I asked Cahillane if she was a neighbor of the farm.

“Yes, we live across the street from Quonquont and consider ourselves lucky,” she told me. “We know all our neighbors. It’s a great group.”

Leslie Harris noted that Quonquont Farm has scheduled the festival and bake-off a few weeks into blueberry season so people won’t have trouble finding berries for their entries.

“People should visit their local farm (preferably Quonquont), get fruit, and get cooking,” she urged.

Harris is looking forward to the entire day. She is particularly happy that the baking contest is honoring junior chefs this year, she told me.

“It’s great for children to think they can express themselves through baking,” she explained. “I was a baker as a child, and I want to give children that opportunity.”

I, too, am looking forward to the blueberry festival and to judging this year’s bake-off entries. I hope my taste buds and digestive system will be up to the task!

Sara’s Lemon Blueberry Zucchini Cake

2 cups shredded zucchini 3 eggs, lightly beaten, at room temperature 1 cup vegetable oil 1 tablespoon vanilla extract 2 ¼ cups sugar 2 tablespoons lemon juice 3 cups flour 1 teaspoon salt 1 teaspoon baking power ¼ teaspoon baking soda 1 pint fresh blueberries for the lemon icing: 1 cup (2 sticks) unsalted butter at room temperature confectioner’s sugar to taste, up to 3 ½ cups 1 pinch salt (omit this if you’re using salted butter) the juice and zest of 1 lemon 1 teaspoon vanilla

Preheat the oven to 350 degrees. Prepare two 8-inch round cake pans with butter and flour or use a non-stick, floured baking spray.

Place the grated zucchini in a clean tea towel. Lift up the edges of the towel and squeeze some of the extra moisture out, but don’t overdo this; you do not want the zucchini to be dry. Make sure you have 2 total cups of shredded zucchini after draining; if not, drain and dry a little more. Set the zucchini aside.

Use a hand mixer to beat together the eggs, the oil, the vanilla, and the sugar. Fold in the zucchini, followed by the lemon juice.

Slowly add in the flour, the salt, the baking powder, and the baking soda. Gently fold in most of the blueberries. (Reserve the remaining berries to place on top of the iced cake.) Divide the batter evenly between the prepared cake pans.

Bake until a toothpick inserted into the center of the cake comes out clean, about 35 to 40 minutes.
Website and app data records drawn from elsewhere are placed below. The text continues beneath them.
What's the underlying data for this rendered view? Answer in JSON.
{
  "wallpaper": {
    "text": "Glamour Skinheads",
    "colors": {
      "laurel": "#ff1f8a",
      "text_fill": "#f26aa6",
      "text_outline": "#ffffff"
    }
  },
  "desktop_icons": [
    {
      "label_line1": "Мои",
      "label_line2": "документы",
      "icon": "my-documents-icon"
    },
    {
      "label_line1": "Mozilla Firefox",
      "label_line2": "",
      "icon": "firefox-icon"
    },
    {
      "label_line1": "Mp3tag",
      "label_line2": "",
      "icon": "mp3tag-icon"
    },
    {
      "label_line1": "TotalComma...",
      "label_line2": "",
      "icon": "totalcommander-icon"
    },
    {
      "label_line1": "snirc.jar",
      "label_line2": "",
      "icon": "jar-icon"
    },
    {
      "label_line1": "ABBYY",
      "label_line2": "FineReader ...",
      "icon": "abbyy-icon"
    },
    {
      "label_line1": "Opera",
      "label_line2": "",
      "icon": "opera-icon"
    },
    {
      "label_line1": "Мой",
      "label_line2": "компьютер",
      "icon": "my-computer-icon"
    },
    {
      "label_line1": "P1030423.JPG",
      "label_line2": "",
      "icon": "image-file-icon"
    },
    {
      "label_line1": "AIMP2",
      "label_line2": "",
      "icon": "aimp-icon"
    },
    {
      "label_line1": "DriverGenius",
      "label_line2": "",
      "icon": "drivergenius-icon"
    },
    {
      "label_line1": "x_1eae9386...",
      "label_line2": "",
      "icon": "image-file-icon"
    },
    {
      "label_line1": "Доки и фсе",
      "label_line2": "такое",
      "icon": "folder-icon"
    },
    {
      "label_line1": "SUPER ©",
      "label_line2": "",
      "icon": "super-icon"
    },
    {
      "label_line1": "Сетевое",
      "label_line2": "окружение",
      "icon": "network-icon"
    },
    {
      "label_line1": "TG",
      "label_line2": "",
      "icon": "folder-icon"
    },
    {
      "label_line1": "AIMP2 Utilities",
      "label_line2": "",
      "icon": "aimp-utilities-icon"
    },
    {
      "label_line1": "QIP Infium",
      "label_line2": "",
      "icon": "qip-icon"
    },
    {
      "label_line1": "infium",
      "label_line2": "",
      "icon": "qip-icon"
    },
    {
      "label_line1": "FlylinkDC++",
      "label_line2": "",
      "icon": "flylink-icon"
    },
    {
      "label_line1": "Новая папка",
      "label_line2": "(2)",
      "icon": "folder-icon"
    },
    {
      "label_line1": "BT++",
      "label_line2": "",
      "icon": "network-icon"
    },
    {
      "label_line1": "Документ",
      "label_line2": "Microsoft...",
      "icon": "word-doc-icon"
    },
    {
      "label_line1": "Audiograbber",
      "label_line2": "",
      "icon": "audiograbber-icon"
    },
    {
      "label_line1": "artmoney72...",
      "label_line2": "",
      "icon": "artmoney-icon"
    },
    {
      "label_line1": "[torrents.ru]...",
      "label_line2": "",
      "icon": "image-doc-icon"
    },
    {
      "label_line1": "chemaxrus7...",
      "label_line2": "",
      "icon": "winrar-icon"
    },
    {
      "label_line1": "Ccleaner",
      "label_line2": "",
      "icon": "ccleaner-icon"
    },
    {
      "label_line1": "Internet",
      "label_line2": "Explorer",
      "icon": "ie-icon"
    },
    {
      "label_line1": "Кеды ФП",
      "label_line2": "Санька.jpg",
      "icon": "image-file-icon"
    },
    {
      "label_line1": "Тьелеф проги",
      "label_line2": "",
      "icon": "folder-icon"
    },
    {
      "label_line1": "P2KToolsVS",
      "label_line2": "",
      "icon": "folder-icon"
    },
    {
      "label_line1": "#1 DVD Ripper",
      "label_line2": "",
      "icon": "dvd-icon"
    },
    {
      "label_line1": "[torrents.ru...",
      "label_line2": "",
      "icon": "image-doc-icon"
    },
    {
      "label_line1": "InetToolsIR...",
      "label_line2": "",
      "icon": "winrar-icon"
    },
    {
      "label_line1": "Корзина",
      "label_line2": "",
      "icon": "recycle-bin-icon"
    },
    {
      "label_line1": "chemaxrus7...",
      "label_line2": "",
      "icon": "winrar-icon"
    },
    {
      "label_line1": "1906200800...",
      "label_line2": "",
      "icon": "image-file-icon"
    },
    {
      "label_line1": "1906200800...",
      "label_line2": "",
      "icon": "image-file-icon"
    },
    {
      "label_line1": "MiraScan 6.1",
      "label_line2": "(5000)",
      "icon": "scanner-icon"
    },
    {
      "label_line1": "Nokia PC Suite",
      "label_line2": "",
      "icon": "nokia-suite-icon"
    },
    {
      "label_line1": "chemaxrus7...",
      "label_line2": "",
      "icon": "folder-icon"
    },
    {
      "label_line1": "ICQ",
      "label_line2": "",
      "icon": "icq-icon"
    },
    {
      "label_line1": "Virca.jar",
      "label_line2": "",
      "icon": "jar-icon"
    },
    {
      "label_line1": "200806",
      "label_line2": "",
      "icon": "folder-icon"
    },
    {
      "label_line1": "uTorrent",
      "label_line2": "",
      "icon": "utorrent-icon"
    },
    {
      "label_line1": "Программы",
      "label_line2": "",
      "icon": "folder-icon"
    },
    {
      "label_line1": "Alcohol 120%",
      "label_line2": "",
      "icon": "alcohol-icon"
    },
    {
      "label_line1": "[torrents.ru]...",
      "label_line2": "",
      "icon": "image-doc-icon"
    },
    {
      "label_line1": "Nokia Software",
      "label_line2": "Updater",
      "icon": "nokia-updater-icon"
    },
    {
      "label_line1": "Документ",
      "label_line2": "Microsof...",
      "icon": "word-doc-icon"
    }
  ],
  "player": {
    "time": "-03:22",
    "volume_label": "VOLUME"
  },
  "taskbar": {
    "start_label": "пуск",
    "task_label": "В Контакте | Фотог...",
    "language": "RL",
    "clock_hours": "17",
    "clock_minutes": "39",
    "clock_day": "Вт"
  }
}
Cool the pans for 30 minutes; then turn the cakes out onto wire racks to cool completely.

For the icing, beat together the butter, the sugar, and the salt. Add the lemon juice and the vanilla, and beat for 3 to 5 more minutes. Fold in the zest, and ice the cake. Place the remaining berries on top. Serves 8.

Tinky Weisblat is the award-winning author of “The Pudding Hollow Cookbook,” “Pulling Taffy,” and “Love, Laughter, and Rhubarb.” Visit her website,